◆ Problem to work on ◆
Search the entries for the word "title" and return every line where it is found.

Dataset rows for apps and sites:
------------------------------
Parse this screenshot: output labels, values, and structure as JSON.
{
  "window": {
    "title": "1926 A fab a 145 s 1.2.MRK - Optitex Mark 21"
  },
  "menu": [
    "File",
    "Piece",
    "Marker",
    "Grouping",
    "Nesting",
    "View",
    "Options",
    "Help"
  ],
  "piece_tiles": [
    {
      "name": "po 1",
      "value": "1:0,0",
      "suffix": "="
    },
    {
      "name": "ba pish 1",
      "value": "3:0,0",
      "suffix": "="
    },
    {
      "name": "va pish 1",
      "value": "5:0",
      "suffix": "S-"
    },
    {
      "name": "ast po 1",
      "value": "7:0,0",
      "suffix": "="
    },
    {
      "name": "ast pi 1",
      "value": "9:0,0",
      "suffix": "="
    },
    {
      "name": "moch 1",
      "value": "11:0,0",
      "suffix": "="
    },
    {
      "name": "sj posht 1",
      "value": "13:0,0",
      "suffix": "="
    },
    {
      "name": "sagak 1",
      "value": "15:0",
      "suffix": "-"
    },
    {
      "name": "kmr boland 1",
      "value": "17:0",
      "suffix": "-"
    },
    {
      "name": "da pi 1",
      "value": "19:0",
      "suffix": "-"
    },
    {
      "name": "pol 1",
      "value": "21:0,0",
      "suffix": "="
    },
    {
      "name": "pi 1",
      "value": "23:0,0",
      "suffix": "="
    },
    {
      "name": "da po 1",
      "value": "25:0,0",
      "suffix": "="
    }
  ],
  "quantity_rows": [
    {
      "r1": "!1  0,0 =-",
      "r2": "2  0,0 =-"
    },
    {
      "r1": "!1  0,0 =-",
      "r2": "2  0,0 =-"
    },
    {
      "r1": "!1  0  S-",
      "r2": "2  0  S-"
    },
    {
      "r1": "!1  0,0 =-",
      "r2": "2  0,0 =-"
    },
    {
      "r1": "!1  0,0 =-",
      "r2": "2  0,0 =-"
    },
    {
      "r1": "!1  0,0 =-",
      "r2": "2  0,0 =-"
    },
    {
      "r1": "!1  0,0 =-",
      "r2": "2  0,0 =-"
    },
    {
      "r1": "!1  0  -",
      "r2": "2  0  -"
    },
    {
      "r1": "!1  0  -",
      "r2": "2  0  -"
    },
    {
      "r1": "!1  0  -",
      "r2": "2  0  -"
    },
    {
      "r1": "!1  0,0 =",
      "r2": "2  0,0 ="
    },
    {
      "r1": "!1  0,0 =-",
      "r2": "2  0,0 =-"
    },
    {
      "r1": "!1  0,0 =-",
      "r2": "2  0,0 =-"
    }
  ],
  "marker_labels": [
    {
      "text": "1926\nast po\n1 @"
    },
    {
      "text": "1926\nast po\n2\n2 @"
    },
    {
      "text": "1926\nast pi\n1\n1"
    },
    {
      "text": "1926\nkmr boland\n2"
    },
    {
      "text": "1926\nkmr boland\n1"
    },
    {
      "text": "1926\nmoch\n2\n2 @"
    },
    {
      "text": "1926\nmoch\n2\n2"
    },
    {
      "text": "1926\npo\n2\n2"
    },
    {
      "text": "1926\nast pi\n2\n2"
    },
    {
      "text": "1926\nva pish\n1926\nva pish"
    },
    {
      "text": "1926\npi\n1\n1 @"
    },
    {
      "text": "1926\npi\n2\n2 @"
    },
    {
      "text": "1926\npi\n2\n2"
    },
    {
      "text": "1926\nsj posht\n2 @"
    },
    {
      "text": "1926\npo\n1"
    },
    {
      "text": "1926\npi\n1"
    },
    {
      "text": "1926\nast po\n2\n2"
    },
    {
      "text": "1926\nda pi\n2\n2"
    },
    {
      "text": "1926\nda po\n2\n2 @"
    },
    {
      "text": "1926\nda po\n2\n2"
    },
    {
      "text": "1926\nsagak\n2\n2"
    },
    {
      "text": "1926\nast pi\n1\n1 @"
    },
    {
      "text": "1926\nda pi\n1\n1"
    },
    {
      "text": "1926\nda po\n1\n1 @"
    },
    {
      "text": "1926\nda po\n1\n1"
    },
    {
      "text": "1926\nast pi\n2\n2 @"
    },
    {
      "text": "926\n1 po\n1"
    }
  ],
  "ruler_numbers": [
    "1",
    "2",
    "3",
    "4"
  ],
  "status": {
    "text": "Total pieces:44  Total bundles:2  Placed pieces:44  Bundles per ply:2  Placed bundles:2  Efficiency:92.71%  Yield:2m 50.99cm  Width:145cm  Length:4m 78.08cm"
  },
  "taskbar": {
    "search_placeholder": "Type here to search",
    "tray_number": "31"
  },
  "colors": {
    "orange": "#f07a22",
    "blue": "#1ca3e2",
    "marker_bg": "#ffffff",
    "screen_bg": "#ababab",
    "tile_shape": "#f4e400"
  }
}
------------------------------
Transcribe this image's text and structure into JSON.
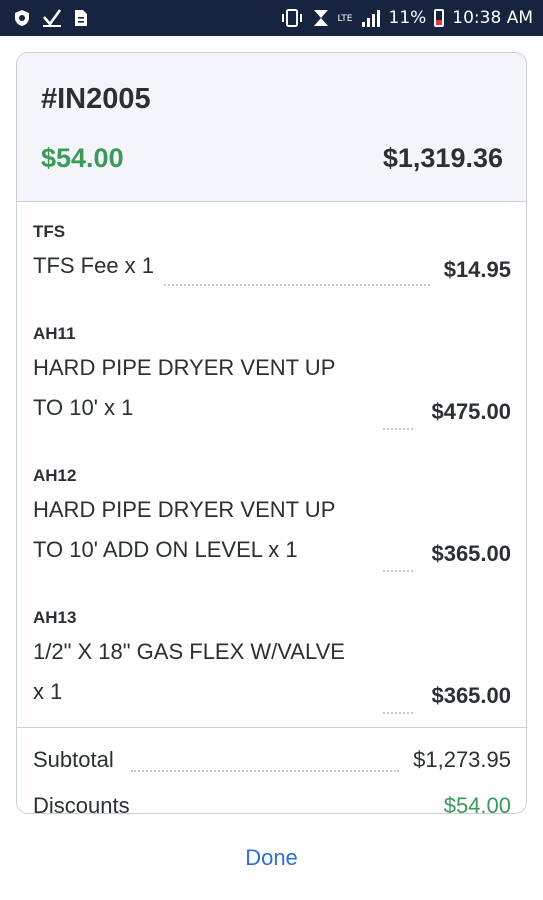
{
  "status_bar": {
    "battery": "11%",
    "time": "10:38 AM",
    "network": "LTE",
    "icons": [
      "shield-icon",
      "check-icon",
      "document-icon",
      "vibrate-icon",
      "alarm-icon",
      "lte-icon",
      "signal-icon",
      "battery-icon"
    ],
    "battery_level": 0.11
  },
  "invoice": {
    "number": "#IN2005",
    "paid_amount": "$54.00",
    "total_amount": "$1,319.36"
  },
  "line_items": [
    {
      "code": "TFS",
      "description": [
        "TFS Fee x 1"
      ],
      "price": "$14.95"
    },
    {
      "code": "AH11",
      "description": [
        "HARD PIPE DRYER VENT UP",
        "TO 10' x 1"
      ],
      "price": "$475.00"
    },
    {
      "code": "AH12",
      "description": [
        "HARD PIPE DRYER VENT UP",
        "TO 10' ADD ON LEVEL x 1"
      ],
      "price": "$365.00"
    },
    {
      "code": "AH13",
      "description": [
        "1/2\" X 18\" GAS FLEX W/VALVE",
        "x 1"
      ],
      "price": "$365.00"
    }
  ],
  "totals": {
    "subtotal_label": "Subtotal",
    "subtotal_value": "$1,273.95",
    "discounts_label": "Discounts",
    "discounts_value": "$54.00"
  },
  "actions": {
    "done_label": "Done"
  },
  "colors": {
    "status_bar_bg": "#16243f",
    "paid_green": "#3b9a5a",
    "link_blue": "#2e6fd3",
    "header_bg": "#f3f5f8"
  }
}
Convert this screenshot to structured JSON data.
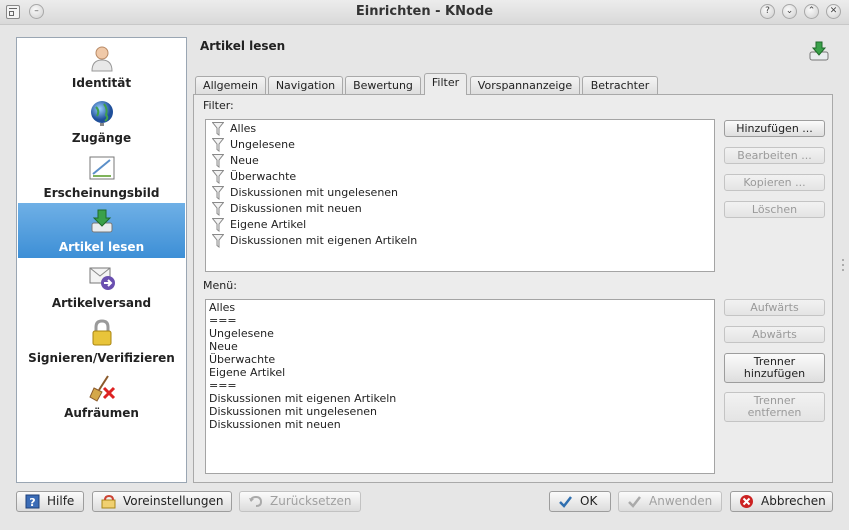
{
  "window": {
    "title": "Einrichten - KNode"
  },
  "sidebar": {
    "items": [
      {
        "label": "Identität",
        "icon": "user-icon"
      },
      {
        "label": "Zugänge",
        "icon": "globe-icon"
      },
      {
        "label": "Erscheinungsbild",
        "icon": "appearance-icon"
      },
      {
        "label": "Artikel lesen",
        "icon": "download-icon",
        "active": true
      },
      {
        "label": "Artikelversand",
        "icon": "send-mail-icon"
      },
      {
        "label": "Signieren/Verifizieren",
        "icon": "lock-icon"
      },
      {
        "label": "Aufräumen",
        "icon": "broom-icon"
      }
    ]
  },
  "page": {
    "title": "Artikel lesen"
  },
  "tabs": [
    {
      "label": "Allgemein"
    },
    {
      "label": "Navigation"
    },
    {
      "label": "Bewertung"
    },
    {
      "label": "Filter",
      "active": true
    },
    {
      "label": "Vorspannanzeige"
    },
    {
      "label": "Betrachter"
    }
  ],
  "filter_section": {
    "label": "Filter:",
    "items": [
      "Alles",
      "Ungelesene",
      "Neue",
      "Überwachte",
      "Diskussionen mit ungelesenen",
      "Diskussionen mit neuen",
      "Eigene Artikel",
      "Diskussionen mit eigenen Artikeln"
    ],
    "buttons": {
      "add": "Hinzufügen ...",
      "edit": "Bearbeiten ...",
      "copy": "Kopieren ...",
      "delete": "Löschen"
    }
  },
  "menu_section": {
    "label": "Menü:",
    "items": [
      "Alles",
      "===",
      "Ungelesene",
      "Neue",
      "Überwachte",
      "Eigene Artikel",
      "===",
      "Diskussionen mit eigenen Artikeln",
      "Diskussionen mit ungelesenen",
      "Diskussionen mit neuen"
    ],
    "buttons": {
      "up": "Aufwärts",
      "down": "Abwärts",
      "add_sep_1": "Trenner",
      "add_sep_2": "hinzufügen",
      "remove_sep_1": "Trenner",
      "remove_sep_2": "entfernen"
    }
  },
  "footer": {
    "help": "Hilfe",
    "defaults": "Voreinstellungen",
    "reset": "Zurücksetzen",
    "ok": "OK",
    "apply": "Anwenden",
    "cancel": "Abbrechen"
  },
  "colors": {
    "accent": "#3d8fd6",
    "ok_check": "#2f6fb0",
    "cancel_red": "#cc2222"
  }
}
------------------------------
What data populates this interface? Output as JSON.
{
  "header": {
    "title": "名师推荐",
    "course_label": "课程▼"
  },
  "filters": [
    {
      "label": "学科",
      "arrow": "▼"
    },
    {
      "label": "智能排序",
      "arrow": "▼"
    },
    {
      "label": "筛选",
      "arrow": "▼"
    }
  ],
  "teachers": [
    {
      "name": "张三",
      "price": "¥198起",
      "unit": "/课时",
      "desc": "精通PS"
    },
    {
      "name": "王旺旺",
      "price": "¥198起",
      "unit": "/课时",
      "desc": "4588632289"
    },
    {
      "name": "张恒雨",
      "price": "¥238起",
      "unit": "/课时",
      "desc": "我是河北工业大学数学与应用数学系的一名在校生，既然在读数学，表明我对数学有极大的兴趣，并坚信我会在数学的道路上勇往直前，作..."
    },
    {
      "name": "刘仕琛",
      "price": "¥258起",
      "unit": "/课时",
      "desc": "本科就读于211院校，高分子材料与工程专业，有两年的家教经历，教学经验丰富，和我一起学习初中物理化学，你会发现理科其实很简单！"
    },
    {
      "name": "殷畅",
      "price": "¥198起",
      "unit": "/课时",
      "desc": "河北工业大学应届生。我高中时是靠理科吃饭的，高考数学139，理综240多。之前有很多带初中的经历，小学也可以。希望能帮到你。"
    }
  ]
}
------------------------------
◆ Output below ◆
    "title": "1926 A fab a 145 s 1.2.MRK - Optitex Mark 21"
    "title": "Einrichten - KNode"
    "title": "Artikel lesen"
    "title": "名师推荐",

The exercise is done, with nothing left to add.